▶ [DIRECTIONS] Copy the whole listing below exactly.

▶ [EXCERPTED DATA]

------------------------------------------------

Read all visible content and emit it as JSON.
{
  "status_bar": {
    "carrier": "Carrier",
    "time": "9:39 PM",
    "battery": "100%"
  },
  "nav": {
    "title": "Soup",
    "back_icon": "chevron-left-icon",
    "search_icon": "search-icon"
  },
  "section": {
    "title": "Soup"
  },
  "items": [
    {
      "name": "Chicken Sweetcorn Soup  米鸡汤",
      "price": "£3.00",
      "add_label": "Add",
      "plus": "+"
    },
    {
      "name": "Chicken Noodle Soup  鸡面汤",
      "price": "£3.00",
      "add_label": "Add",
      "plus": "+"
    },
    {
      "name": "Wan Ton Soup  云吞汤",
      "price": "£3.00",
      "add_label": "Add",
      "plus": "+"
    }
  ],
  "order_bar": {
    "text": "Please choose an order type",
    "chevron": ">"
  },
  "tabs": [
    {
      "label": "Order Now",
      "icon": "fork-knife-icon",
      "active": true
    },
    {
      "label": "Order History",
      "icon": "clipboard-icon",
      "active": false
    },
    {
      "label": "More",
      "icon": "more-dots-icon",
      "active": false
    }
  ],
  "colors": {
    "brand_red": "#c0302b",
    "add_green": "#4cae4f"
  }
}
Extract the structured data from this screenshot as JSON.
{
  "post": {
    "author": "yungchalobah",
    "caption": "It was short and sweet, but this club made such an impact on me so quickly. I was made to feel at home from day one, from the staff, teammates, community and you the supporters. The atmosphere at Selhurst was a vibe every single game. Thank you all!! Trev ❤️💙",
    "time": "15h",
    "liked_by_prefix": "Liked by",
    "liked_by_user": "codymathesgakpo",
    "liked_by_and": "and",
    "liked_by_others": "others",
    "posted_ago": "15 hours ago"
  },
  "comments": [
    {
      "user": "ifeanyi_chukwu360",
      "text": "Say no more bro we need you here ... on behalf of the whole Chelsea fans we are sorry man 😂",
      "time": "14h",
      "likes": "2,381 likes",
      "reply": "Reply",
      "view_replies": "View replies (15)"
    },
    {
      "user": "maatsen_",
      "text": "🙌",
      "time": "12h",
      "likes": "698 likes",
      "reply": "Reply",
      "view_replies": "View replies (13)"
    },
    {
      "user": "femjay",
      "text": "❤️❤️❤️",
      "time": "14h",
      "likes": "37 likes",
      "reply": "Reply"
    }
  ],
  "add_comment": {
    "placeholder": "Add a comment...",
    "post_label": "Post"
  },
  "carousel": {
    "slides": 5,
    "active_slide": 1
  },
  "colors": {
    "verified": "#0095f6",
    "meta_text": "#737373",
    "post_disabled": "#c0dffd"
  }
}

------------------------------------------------

▶ [RESPONSE TO THE TASK]
Read all visible content and emit it as JSON.
{
  "status_bar": {
    "carrier": "Carrier",
    "time": "9:39 PM",
    "battery": "100%"
  },
  "nav": {
    "title": "Soup",
    "back_icon": "chevron-left-icon",
    "search_icon": "search-icon"
  },
  "section": {
    "title": "Soup"
  },
  "items": [
    {
      "name": "Chicken Sweetcorn Soup  米鸡汤",
      "price": "£3.00",
      "add_label": "Add",
      "plus": "+"
    },
    {
      "name": "Chicken Noodle Soup  鸡面汤",
      "price": "£3.00",
      "add_label": "Add",
      "plus": "+"
    },
    {
      "name": "Wan Ton Soup  云吞汤",
      "price": "£3.00",
      "add_label": "Add",
      "plus": "+"
    }
  ],
  "order_bar": {
    "text": "Please choose an order type",
    "chevron": ">"
  },
  "tabs": [
    {
      "label": "Order Now",
      "icon": "fork-knife-icon",
      "active": true
    },
    {
      "label": "Order History",
      "icon": "clipboard-icon",
      "active": false
    },
    {
      "label": "More",
      "icon": "more-dots-icon",
      "active": false
    }
  ],
  "colors": {
    "brand_red": "#c0302b",
    "add_green": "#4cae4f"
  }
}
Extract the structured data from this screenshot as JSON.
{
  "post": {
    "author": "yungchalobah",
    "caption": "It was short and sweet, but this club made such an impact on me so quickly. I was made to feel at home from day one, from the staff, teammates, community and you the supporters. The atmosphere at Selhurst was a vibe every single game. Thank you all!! Trev ❤️💙",
    "time": "15h",
    "liked_by_prefix": "Liked by",
    "liked_by_user": "codymathesgakpo",
    "liked_by_and": "and",
    "liked_by_others": "others",
    "posted_ago": "15 hours ago"
  },
  "comments": [
    {
      "user": "ifeanyi_chukwu360",
      "text": "Say no more bro we need you here ... on behalf of the whole Chelsea fans we are sorry man 😂",
      "time": "14h",
      "likes": "2,381 likes",
      "reply": "Reply",
      "view_replies": "View replies (15)"
    },
    {
      "user": "maatsen_",
      "text": "🙌",
      "time": "12h",
      "likes": "698 likes",
      "reply": "Reply",
      "view_replies": "View replies (13)"
    },
    {
      "user": "femjay",
      "text": "❤️❤️❤️",
      "time": "14h",
      "likes": "37 likes",
      "reply": "Reply"
    }
  ],
  "add_comment": {
    "placeholder": "Add a comment...",
    "post_label": "Post"
  },
  "carousel": {
    "slides": 5,
    "active_slide": 1
  },
  "colors": {
    "verified": "#0095f6",
    "meta_text": "#737373",
    "post_disabled": "#c0dffd"
  }
}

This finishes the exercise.